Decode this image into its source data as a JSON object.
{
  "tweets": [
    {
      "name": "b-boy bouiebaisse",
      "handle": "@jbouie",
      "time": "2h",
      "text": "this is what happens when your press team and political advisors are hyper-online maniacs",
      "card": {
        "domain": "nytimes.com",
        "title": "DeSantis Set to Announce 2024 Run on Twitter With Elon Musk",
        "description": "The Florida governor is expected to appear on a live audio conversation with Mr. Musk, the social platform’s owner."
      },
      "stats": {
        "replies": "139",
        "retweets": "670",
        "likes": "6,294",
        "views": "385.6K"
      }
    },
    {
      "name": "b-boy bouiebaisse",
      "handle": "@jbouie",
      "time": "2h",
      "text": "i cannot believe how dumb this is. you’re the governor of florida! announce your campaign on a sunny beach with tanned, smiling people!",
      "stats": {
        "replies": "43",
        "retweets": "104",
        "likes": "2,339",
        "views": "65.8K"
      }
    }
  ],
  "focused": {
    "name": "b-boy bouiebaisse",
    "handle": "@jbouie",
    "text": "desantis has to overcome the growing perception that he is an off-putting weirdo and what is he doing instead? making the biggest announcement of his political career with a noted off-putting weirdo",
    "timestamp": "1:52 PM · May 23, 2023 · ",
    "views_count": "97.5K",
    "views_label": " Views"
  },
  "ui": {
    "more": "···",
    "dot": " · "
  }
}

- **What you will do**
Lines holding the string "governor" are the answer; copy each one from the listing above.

- **Solution to this problem**
        "description": "The Florida governor is expected to appear on a live audio conversation with Mr. Musk, the social platform’s owner."
      "text": "i cannot believe how dumb this is. you’re the governor of florida! announce your campaign on a sunny beach with tanned, smiling people!",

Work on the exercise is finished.